April 13, 2016

In Liden v Burton ([2016] EWCA Civ 275) B and L co-habited in B’s home for twelve years until they broke up in 2013. B’s home was mortgaged and he was concerned that he would not be able to keep up with the mortgage payments. He asked L to contribute and she made monthly payments to him of GBP 500. She asked him to explain how this was made up and he agreed that GBP 200 of this was ‘towards the house.’ The sum of  these payments ‘towards the house’ came to GBP 28,500.  L made the payments because of her reliance on the relationship (that he would look after her forever) and because of the later assurance that the payment was ‘towards the house’ which she reasonably understood to mean that she was to have an interest in the house. At first instance, the judge found that the elements of proprietary estoppel were present. B held the house on trust under the terms of which the first GBP 32,500  (GBP 28,000 plus interest) of the equity was held on trust for L. The English Court of Appeal (Hamblen LJ giving the main  judgment) upheld the first instance decision.

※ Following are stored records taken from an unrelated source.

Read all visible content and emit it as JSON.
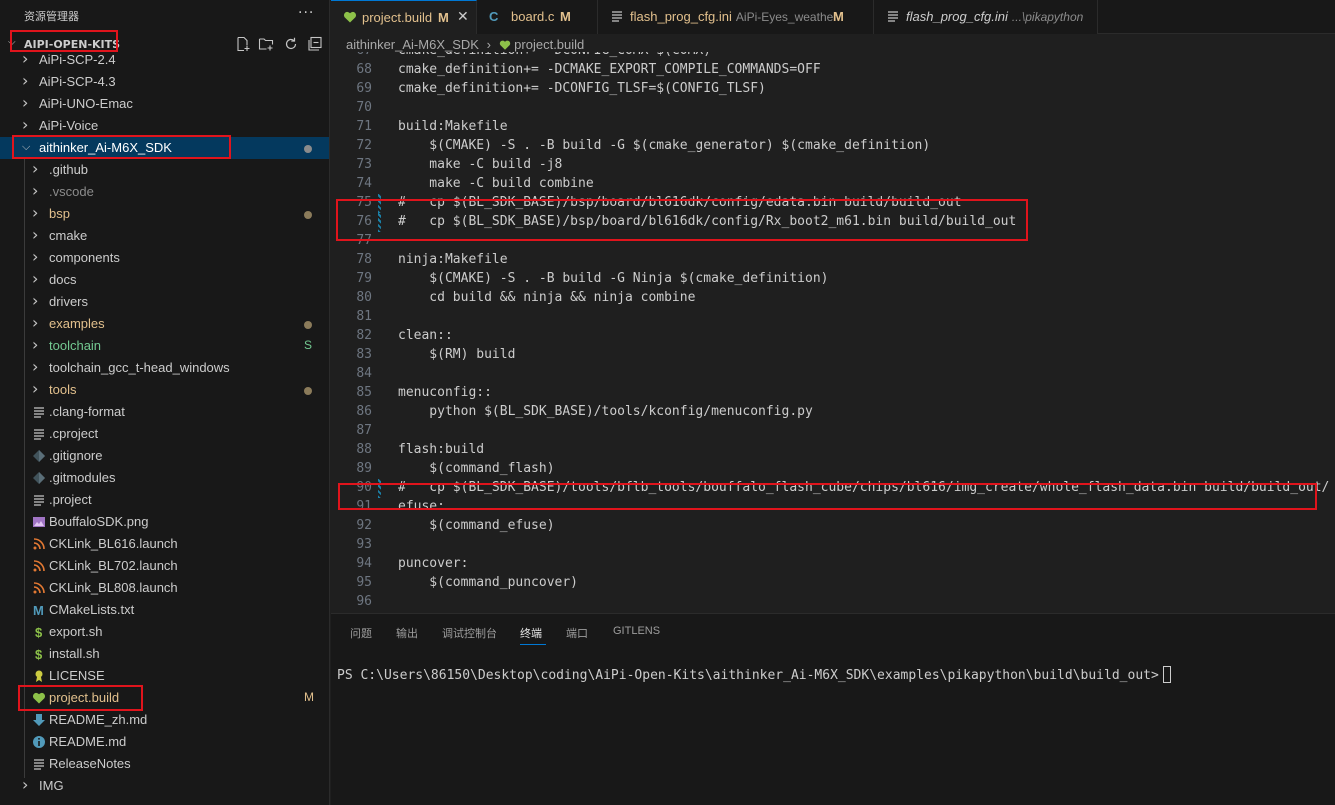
{
  "sidebar": {
    "title": "资源管理器",
    "more_label": "···",
    "workspace": "AIPI-OPEN-KITS",
    "items": [
      {
        "label": "AiPi-SCP-2.4",
        "type": "folder",
        "depth": 0,
        "expanded": false
      },
      {
        "label": "AiPi-SCP-4.3",
        "type": "folder",
        "depth": 0,
        "expanded": false
      },
      {
        "label": "AiPi-UNO-Emac",
        "type": "folder",
        "depth": 0,
        "expanded": false
      },
      {
        "label": "AiPi-Voice",
        "type": "folder",
        "depth": 0,
        "expanded": false
      },
      {
        "label": "aithinker_Ai-M6X_SDK",
        "type": "folder",
        "depth": 0,
        "expanded": true,
        "selected": true,
        "dot": "#8b8b8b"
      },
      {
        "label": ".github",
        "type": "folder",
        "depth": 1
      },
      {
        "label": ".vscode",
        "type": "folder",
        "depth": 1,
        "dim": true
      },
      {
        "label": "bsp",
        "type": "folder",
        "depth": 1,
        "color": "#e2c08d",
        "dot": "#8b7b5a"
      },
      {
        "label": "cmake",
        "type": "folder",
        "depth": 1
      },
      {
        "label": "components",
        "type": "folder",
        "depth": 1
      },
      {
        "label": "docs",
        "type": "folder",
        "depth": 1
      },
      {
        "label": "drivers",
        "type": "folder",
        "depth": 1
      },
      {
        "label": "examples",
        "type": "folder",
        "depth": 1,
        "color": "#e2c08d",
        "dot": "#8b7b5a"
      },
      {
        "label": "toolchain",
        "type": "folder",
        "depth": 1,
        "color": "#73c991",
        "badge": "S",
        "badge_color": "#73c991"
      },
      {
        "label": "toolchain_gcc_t-head_windows",
        "type": "folder",
        "depth": 1
      },
      {
        "label": "tools",
        "type": "folder",
        "depth": 1,
        "color": "#e2c08d",
        "dot": "#8b7b5a"
      },
      {
        "label": ".clang-format",
        "type": "file",
        "depth": 1,
        "icon": "lines-icon"
      },
      {
        "label": ".cproject",
        "type": "file",
        "depth": 1,
        "icon": "lines-icon"
      },
      {
        "label": ".gitignore",
        "type": "file",
        "depth": 1,
        "icon": "git-icon"
      },
      {
        "label": ".gitmodules",
        "type": "file",
        "depth": 1,
        "icon": "git-icon"
      },
      {
        "label": ".project",
        "type": "file",
        "depth": 1,
        "icon": "lines-icon"
      },
      {
        "label": "BouffaloSDK.png",
        "type": "file",
        "depth": 1,
        "icon": "image-icon"
      },
      {
        "label": "CKLink_BL616.launch",
        "type": "file",
        "depth": 1,
        "icon": "rss-icon"
      },
      {
        "label": "CKLink_BL702.launch",
        "type": "file",
        "depth": 1,
        "icon": "rss-icon"
      },
      {
        "label": "CKLink_BL808.launch",
        "type": "file",
        "depth": 1,
        "icon": "rss-icon"
      },
      {
        "label": "CMakeLists.txt",
        "type": "file",
        "depth": 1,
        "icon": "cmake-icon"
      },
      {
        "label": "export.sh",
        "type": "file",
        "depth": 1,
        "icon": "dollar-icon"
      },
      {
        "label": "install.sh",
        "type": "file",
        "depth": 1,
        "icon": "dollar-icon"
      },
      {
        "label": "LICENSE",
        "type": "file",
        "depth": 1,
        "icon": "license-icon"
      },
      {
        "label": "project.build",
        "type": "file",
        "depth": 1,
        "icon": "heart-icon",
        "color": "#e2c08d",
        "badge": "M",
        "badge_color": "#e2c08d"
      },
      {
        "label": "README_zh.md",
        "type": "file",
        "depth": 1,
        "icon": "download-icon"
      },
      {
        "label": "README.md",
        "type": "file",
        "depth": 1,
        "icon": "info-icon"
      },
      {
        "label": "ReleaseNotes",
        "type": "file",
        "depth": 1,
        "icon": "lines-icon"
      },
      {
        "label": "IMG",
        "type": "folder",
        "depth": 0,
        "expanded": false
      }
    ]
  },
  "tabs": [
    {
      "label": "project.build",
      "modified": "M",
      "icon": "heart-icon",
      "active": true,
      "color": "#e2c08d"
    },
    {
      "label": "board.c",
      "modified": "M",
      "icon": "c-icon",
      "color": "#e2c08d"
    },
    {
      "label": "flash_prog_cfg.ini",
      "description": "AiPi-Eyes_weather",
      "modified": "M",
      "icon": "lines-icon",
      "color": "#e2c08d"
    },
    {
      "label": "flash_prog_cfg.ini",
      "description": "...\\pikapython",
      "icon": "lines-icon",
      "italic": true,
      "color": "#cccccc"
    }
  ],
  "breadcrumb": {
    "folder": "aithinker_Ai-M6X_SDK",
    "separator": "›",
    "file": "project.build"
  },
  "editor": {
    "lines": [
      {
        "n": "67",
        "text": "cmake_definition+= -DCONFIG_COMX=$(COMX)"
      },
      {
        "n": "68",
        "text": "cmake_definition+= -DCMAKE_EXPORT_COMPILE_COMMANDS=OFF"
      },
      {
        "n": "69",
        "text": "cmake_definition+= -DCONFIG_TLSF=$(CONFIG_TLSF)"
      },
      {
        "n": "70",
        "text": ""
      },
      {
        "n": "71",
        "text": "build:Makefile"
      },
      {
        "n": "72",
        "text": "    $(CMAKE) -S . -B build -G $(cmake_generator) $(cmake_definition)"
      },
      {
        "n": "73",
        "text": "    make -C build -j8"
      },
      {
        "n": "74",
        "text": "    make -C build combine"
      },
      {
        "n": "75",
        "text": "#   cp $(BL_SDK_BASE)/bsp/board/bl616dk/config/edata.bin build/build_out",
        "modified": true
      },
      {
        "n": "76",
        "text": "#   cp $(BL_SDK_BASE)/bsp/board/bl616dk/config/Rx_boot2_m61.bin build/build_out",
        "modified": true
      },
      {
        "n": "77",
        "text": ""
      },
      {
        "n": "78",
        "text": "ninja:Makefile"
      },
      {
        "n": "79",
        "text": "    $(CMAKE) -S . -B build -G Ninja $(cmake_definition)"
      },
      {
        "n": "80",
        "text": "    cd build && ninja && ninja combine"
      },
      {
        "n": "81",
        "text": ""
      },
      {
        "n": "82",
        "text": "clean::"
      },
      {
        "n": "83",
        "text": "    $(RM) build"
      },
      {
        "n": "84",
        "text": ""
      },
      {
        "n": "85",
        "text": "menuconfig::"
      },
      {
        "n": "86",
        "text": "    python $(BL_SDK_BASE)/tools/kconfig/menuconfig.py"
      },
      {
        "n": "87",
        "text": ""
      },
      {
        "n": "88",
        "text": "flash:build"
      },
      {
        "n": "89",
        "text": "    $(command_flash)"
      },
      {
        "n": "90",
        "text": "#   cp $(BL_SDK_BASE)/tools/bflb_tools/bouffalo_flash_cube/chips/bl616/img_create/whole_flash_data.bin build/build_out/",
        "modified": true
      },
      {
        "n": "91",
        "text": "efuse:"
      },
      {
        "n": "92",
        "text": "    $(command_efuse)"
      },
      {
        "n": "93",
        "text": ""
      },
      {
        "n": "94",
        "text": "puncover:"
      },
      {
        "n": "95",
        "text": "    $(command_puncover)"
      },
      {
        "n": "96",
        "text": ""
      }
    ]
  },
  "panel": {
    "tabs": [
      "问题",
      "输出",
      "调试控制台",
      "终端",
      "端口",
      "GITLENS"
    ],
    "active_tab": "终端",
    "terminal_prompt": "PS C:\\Users\\86150\\Desktop\\coding\\AiPi-Open-Kits\\aithinker_Ai-M6X_SDK\\examples\\pikapython\\build\\build_out>"
  },
  "colors": {
    "accent": "#0078d4",
    "modified": "#e2c08d",
    "untracked": "#73c991",
    "highlight_box": "#e0141c"
  }
}
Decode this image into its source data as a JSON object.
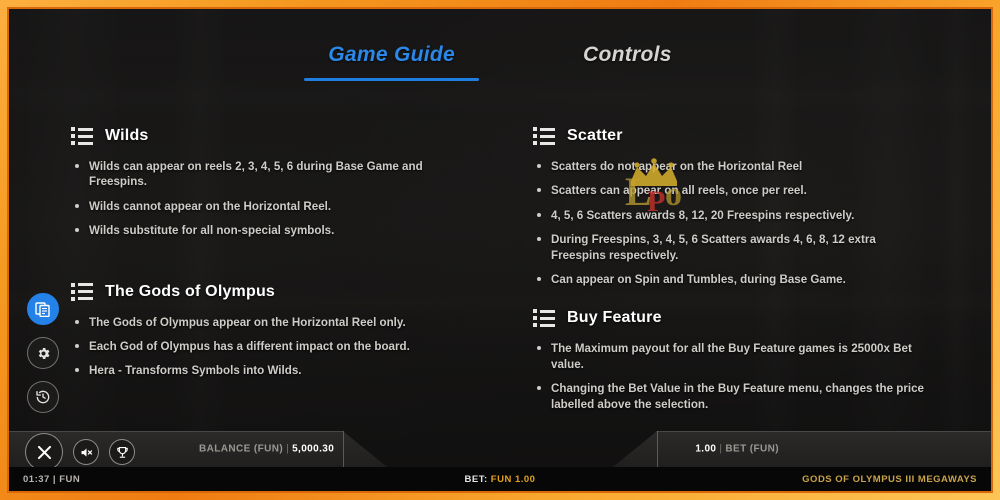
{
  "window": {
    "frame_color": "#f59a20",
    "accent_blue": "#2b87e8",
    "gold": "#e0a21c"
  },
  "tabs": [
    {
      "label": "Game Guide",
      "active": true
    },
    {
      "label": "Controls",
      "active": false
    }
  ],
  "sections": {
    "left": [
      {
        "icon": "list-icon",
        "title": "Wilds",
        "bullets": [
          "Wilds can appear on reels 2, 3, 4, 5, 6 during Base Game and Freespins.",
          "Wilds cannot appear on the Horizontal Reel.",
          "Wilds substitute for all non-special symbols."
        ]
      },
      {
        "icon": "list-icon",
        "title": "The Gods of Olympus",
        "bullets": [
          "The Gods of Olympus appear on the Horizontal Reel only.",
          "Each God of Olympus has a different impact on the board.",
          "Hera - Transforms Symbols into Wilds."
        ]
      }
    ],
    "right": [
      {
        "icon": "list-icon",
        "title": "Scatter",
        "bullets": [
          "Scatters do not appear on the Horizontal Reel",
          "Scatters can appear on all reels, once per reel.",
          "4, 5, 6 Scatters awards 8, 12, 20 Freespins respectively.",
          "During Freespins, 3, 4, 5, 6 Scatters awards 4, 6, 8, 12 extra Freespins respectively.",
          "Can appear on Spin and Tumbles, during Base Game."
        ]
      },
      {
        "icon": "list-icon",
        "title": "Buy Feature",
        "bullets": [
          "The Maximum payout for all the Buy Feature games is 25000x Bet value.",
          "Changing the Bet Value in the Buy Feature menu, changes the price labelled above the selection."
        ]
      }
    ]
  },
  "watermark": {
    "text": "LP",
    "icon": "crown-icon"
  },
  "rail": [
    {
      "icon": "paytable-icon",
      "active": true
    },
    {
      "icon": "gear-icon",
      "active": false
    },
    {
      "icon": "history-icon",
      "active": false
    }
  ],
  "bottom_icons": [
    {
      "icon": "close-icon"
    },
    {
      "icon": "mute-icon"
    },
    {
      "icon": "trophy-icon"
    }
  ],
  "statusbar": {
    "balance_label": "BALANCE (FUN)",
    "balance_value": "5,000.30",
    "bet_value": "1.00",
    "bet_label": "BET (FUN)",
    "separator": "|"
  },
  "footer": {
    "clock": "01:37 | FUN",
    "bet_key": "BET:",
    "bet_val": "FUN 1.00",
    "game_title": "GODS OF OLYMPUS III MEGAWAYS"
  }
}
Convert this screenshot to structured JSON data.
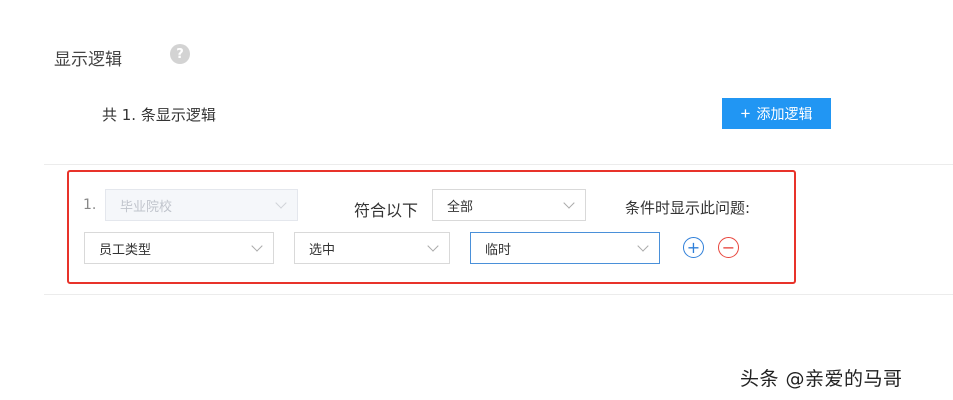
{
  "section": {
    "title": "显示逻辑",
    "help_icon": "?"
  },
  "summary": {
    "count_text": "共 1. 条显示逻辑"
  },
  "add_button": {
    "plus": "+",
    "label": "添加逻辑"
  },
  "rule": {
    "number": "1.",
    "question_select": {
      "value": "毕业院校"
    },
    "match_label": "符合以下",
    "match_select": {
      "value": "全部"
    },
    "suffix_label": "条件时显示此问题:",
    "condition": {
      "field_select": {
        "value": "员工类型"
      },
      "operator_select": {
        "value": "选中"
      },
      "value_select": {
        "value": "临时"
      }
    },
    "add_condition_icon": "+",
    "remove_condition_icon": "−"
  },
  "watermark": {
    "text": "头条 @亲爱的马哥"
  },
  "colors": {
    "accent": "#2196f3",
    "danger": "#e8332a"
  }
}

The assurances about the the long-term nature of the relationship and that the house would be their joint home were confirmed by the assurance that the payments were ‘towards the house’ ([28] – [30]). There was clear reliance and the GBP 200 payments were detriment. ‘The combination of reliance and detriment leads to and justifies the conclusion of unconscionability’ ([32]). The judge had a discretion as to how to satisfy the equity and it could not be said that the trust securing the repayment of the contributions with interest was more than the minimum required to do justice.

Michael Lower